For Immediate Release, June 6, 2011
Contact: Michael Robinson, (575) 534-0360
Critical Habitat Protected for Four Species of Endangered Snails, Freshwater Shrimp
SILVER CITY, N.M.— The U.S. Fish and Wildlife Service announced today it is designating 76 acres in eastern New Mexico and 61 acres in western Texas as final, protected critical habitat for three federally endangered aquatic snails and a freshwater shrimp: the Roswell springsnail, Koster’s springsnail and Pecos assiminea, which are all snails, and a crustacean called Noel’s amphipod.
“This protected habitat is great news for these rare creatures, found in only a few wet spots in the desert,” said Michael Robinson of the Center for Biological Diversity. “It’s vital to preserve the clean waters that support this and other wildlife in an increasingly hot and dry world.”

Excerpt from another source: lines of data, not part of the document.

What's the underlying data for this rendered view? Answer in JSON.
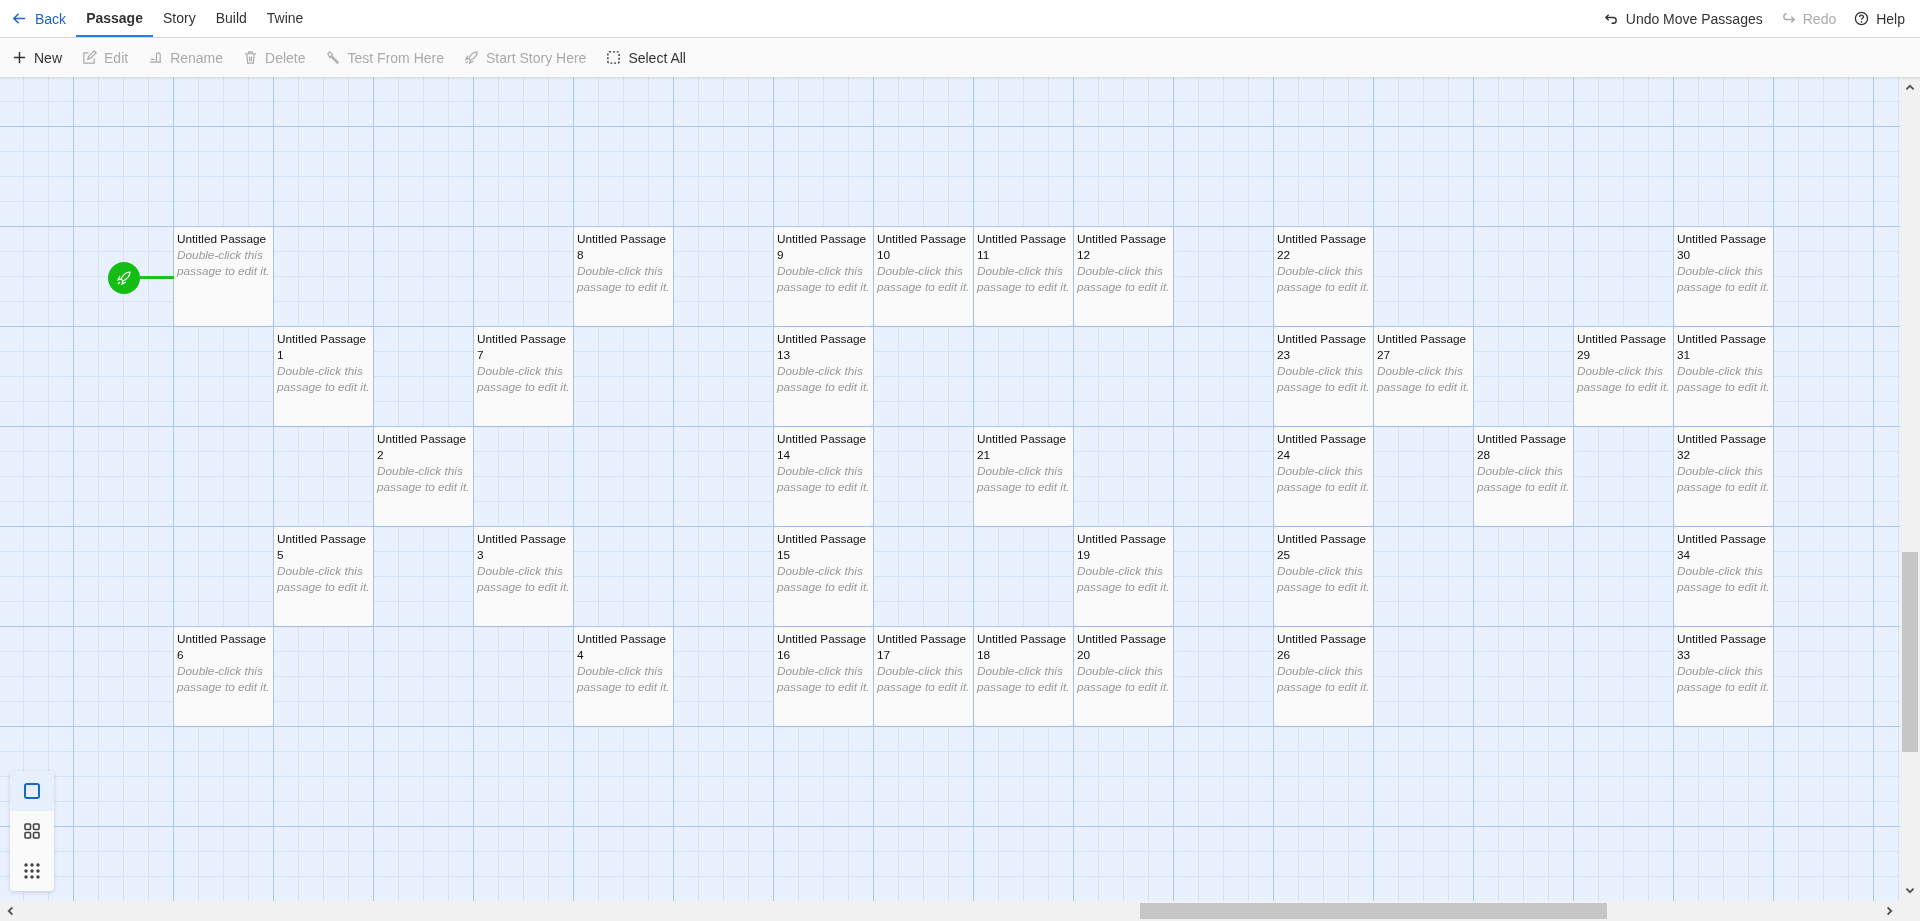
{
  "top_bar": {
    "back": {
      "label": "Back"
    },
    "tabs": [
      {
        "label": "Passage",
        "selected": true
      },
      {
        "label": "Story",
        "selected": false
      },
      {
        "label": "Build",
        "selected": false
      },
      {
        "label": "Twine",
        "selected": false
      }
    ],
    "right_actions": [
      {
        "kind": "undo",
        "label": "Undo Move Passages",
        "disabled": false
      },
      {
        "kind": "redo",
        "label": "Redo",
        "disabled": true
      },
      {
        "kind": "help",
        "label": "Help",
        "disabled": false
      }
    ]
  },
  "toolbar": [
    {
      "kind": "new",
      "label": "New",
      "disabled": false
    },
    {
      "kind": "edit",
      "label": "Edit",
      "disabled": true
    },
    {
      "kind": "rename",
      "label": "Rename",
      "disabled": true
    },
    {
      "kind": "delete",
      "label": "Delete",
      "disabled": true
    },
    {
      "kind": "test",
      "label": "Test From Here",
      "disabled": true
    },
    {
      "kind": "start",
      "label": "Start Story Here",
      "disabled": true
    },
    {
      "kind": "select_all",
      "label": "Select All",
      "disabled": false
    }
  ],
  "story_map": {
    "rows": [
      [
        {
          "kind": "passage",
          "title": "Untitled Passage",
          "excerpt": "Double-click this passage to edit it.",
          "start": true
        },
        {
          "kind": "empty"
        },
        {
          "kind": "empty"
        },
        {
          "kind": "empty"
        },
        {
          "kind": "passage",
          "title": "Untitled Passage 8",
          "excerpt": "Double-click this passage to edit it.",
          "start": false
        },
        {
          "kind": "empty"
        },
        {
          "kind": "passage",
          "title": "Untitled Passage 9",
          "excerpt": "Double-click this passage to edit it.",
          "start": false
        },
        {
          "kind": "passage",
          "title": "Untitled Passage 10",
          "excerpt": "Double-click this passage to edit it.",
          "start": false
        },
        {
          "kind": "passage",
          "title": "Untitled Passage 11",
          "excerpt": "Double-click this passage to edit it.",
          "start": false
        },
        {
          "kind": "passage",
          "title": "Untitled Passage 12",
          "excerpt": "Double-click this passage to edit it.",
          "start": false
        },
        {
          "kind": "empty"
        },
        {
          "kind": "passage",
          "title": "Untitled Passage 22",
          "excerpt": "Double-click this passage to edit it.",
          "start": false
        },
        {
          "kind": "empty"
        },
        {
          "kind": "empty"
        },
        {
          "kind": "empty"
        },
        {
          "kind": "passage",
          "title": "Untitled Passage 30",
          "excerpt": "Double-click this passage to edit it.",
          "start": false
        }
      ],
      [
        {
          "kind": "empty"
        },
        {
          "kind": "passage",
          "title": "Untitled Passage 1",
          "excerpt": "Double-click this passage to edit it.",
          "start": false
        },
        {
          "kind": "empty"
        },
        {
          "kind": "passage",
          "title": "Untitled Passage 7",
          "excerpt": "Double-click this passage to edit it.",
          "start": false
        },
        {
          "kind": "empty"
        },
        {
          "kind": "empty"
        },
        {
          "kind": "passage",
          "title": "Untitled Passage 13",
          "excerpt": "Double-click this passage to edit it.",
          "start": false
        },
        {
          "kind": "empty"
        },
        {
          "kind": "empty"
        },
        {
          "kind": "empty"
        },
        {
          "kind": "empty"
        },
        {
          "kind": "passage",
          "title": "Untitled Passage 23",
          "excerpt": "Double-click this passage to edit it.",
          "start": false
        },
        {
          "kind": "passage",
          "title": "Untitled Passage 27",
          "excerpt": "Double-click this passage to edit it.",
          "start": false
        },
        {
          "kind": "empty"
        },
        {
          "kind": "passage",
          "title": "Untitled Passage 29",
          "excerpt": "Double-click this passage to edit it.",
          "start": false
        },
        {
          "kind": "passage",
          "title": "Untitled Passage 31",
          "excerpt": "Double-click this passage to edit it.",
          "start": false
        }
      ],
      [
        {
          "kind": "empty"
        },
        {
          "kind": "empty"
        },
        {
          "kind": "passage",
          "title": "Untitled Passage 2",
          "excerpt": "Double-click this passage to edit it.",
          "start": false
        },
        {
          "kind": "empty"
        },
        {
          "kind": "empty"
        },
        {
          "kind": "empty"
        },
        {
          "kind": "passage",
          "title": "Untitled Passage 14",
          "excerpt": "Double-click this passage to edit it.",
          "start": false
        },
        {
          "kind": "empty"
        },
        {
          "kind": "passage",
          "title": "Untitled Passage 21",
          "excerpt": "Double-click this passage to edit it.",
          "start": false
        },
        {
          "kind": "empty"
        },
        {
          "kind": "empty"
        },
        {
          "kind": "passage",
          "title": "Untitled Passage 24",
          "excerpt": "Double-click this passage to edit it.",
          "start": false
        },
        {
          "kind": "empty"
        },
        {
          "kind": "passage",
          "title": "Untitled Passage 28",
          "excerpt": "Double-click this passage to edit it.",
          "start": false
        },
        {
          "kind": "empty"
        },
        {
          "kind": "passage",
          "title": "Untitled Passage 32",
          "excerpt": "Double-click this passage to edit it.",
          "start": false
        }
      ],
      [
        {
          "kind": "empty"
        },
        {
          "kind": "passage",
          "title": "Untitled Passage 5",
          "excerpt": "Double-click this passage to edit it.",
          "start": false
        },
        {
          "kind": "empty"
        },
        {
          "kind": "passage",
          "title": "Untitled Passage 3",
          "excerpt": "Double-click this passage to edit it.",
          "start": false
        },
        {
          "kind": "empty"
        },
        {
          "kind": "empty"
        },
        {
          "kind": "passage",
          "title": "Untitled Passage 15",
          "excerpt": "Double-click this passage to edit it.",
          "start": false
        },
        {
          "kind": "empty"
        },
        {
          "kind": "empty"
        },
        {
          "kind": "passage",
          "title": "Untitled Passage 19",
          "excerpt": "Double-click this passage to edit it.",
          "start": false
        },
        {
          "kind": "empty"
        },
        {
          "kind": "passage",
          "title": "Untitled Passage 25",
          "excerpt": "Double-click this passage to edit it.",
          "start": false
        },
        {
          "kind": "empty"
        },
        {
          "kind": "empty"
        },
        {
          "kind": "empty"
        },
        {
          "kind": "passage",
          "title": "Untitled Passage 34",
          "excerpt": "Double-click this passage to edit it.",
          "start": false
        }
      ],
      [
        {
          "kind": "passage",
          "title": "Untitled Passage 6",
          "excerpt": "Double-click this passage to edit it.",
          "start": false
        },
        {
          "kind": "empty"
        },
        {
          "kind": "empty"
        },
        {
          "kind": "empty"
        },
        {
          "kind": "passage",
          "title": "Untitled Passage 4",
          "excerpt": "Double-click this passage to edit it.",
          "start": false
        },
        {
          "kind": "empty"
        },
        {
          "kind": "passage",
          "title": "Untitled Passage 16",
          "excerpt": "Double-click this passage to edit it.",
          "start": false
        },
        {
          "kind": "passage",
          "title": "Untitled Passage 17",
          "excerpt": "Double-click this passage to edit it.",
          "start": false
        },
        {
          "kind": "passage",
          "title": "Untitled Passage 18",
          "excerpt": "Double-click this passage to edit it.",
          "start": false
        },
        {
          "kind": "passage",
          "title": "Untitled Passage 20",
          "excerpt": "Double-click this passage to edit it.",
          "start": false
        },
        {
          "kind": "empty"
        },
        {
          "kind": "passage",
          "title": "Untitled Passage 26",
          "excerpt": "Double-click this passage to edit it.",
          "start": false
        },
        {
          "kind": "empty"
        },
        {
          "kind": "empty"
        },
        {
          "kind": "empty"
        },
        {
          "kind": "passage",
          "title": "Untitled Passage 33",
          "excerpt": "Double-click this passage to edit it.",
          "start": false
        }
      ]
    ]
  },
  "zoom_buttons": [
    {
      "kind": "single",
      "selected": true
    },
    {
      "kind": "four",
      "selected": false
    },
    {
      "kind": "nine",
      "selected": false
    }
  ]
}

It was the Center’s 2001 settlement agreement with the Fish and Wildlife Service that led to these animals’ placement on the endangered species list in 2005 and to the designation, at that time, of 397 acres in Texas for their critical habitat.
The new designation protects:
- 73.2 acres on the Bitter Lake National Wildlife Refuge in New Mexico for Noel’s amphipod, the Roswell springsnail and Koster’s springsnail;
- 2.8 acres that includes both refuge land and land owned by the city of Roswell, N.M., adjacent to the refuge, where Noel’s amphipod and Koster’s springsnail have recently been documented; and
- 61.4 acres in Diamond Y spring complex in Pecos County, Texas, for the Pecos assiminea. This is in addition to 380 acres designated here for the Pecos assiminea in 2005.
It also reduces a critical habitat area that was designated in 2005 in the East Sandia spring complex of Reeves County, Texas, by 13.5 acres, due to more precise mapping of the area that is wet and capable of supporting Pecos assiminea.
The primary threats to all four invertebrates are groundwater pumping and depletion for irrigation as well as potential contamination of the pure water on which they depend. Diamond Y Spring is the last major spring still flowing in Pecos County, the others having been pumped dry. Yet, the area is crisscrossed with oil and gas pipelines, includes nearby brine pits and a gas refinery plant is a mere half-mile away.
Active natural-gas extraction as well as irrigated agriculture and application of fertilizers and pesticides occurs on Bitter Lake National Wildlife Refuge itself, as well as within the watershed that drains into the wetlands on the refuge.
Today’s critical habitat rule states: “Because these invertebrate species are sensitive to contaminants, efforts to clean up pollution after the aquifer has been contaminated may not be sufficient to protect these species and the aquatic habitat on which they depend.”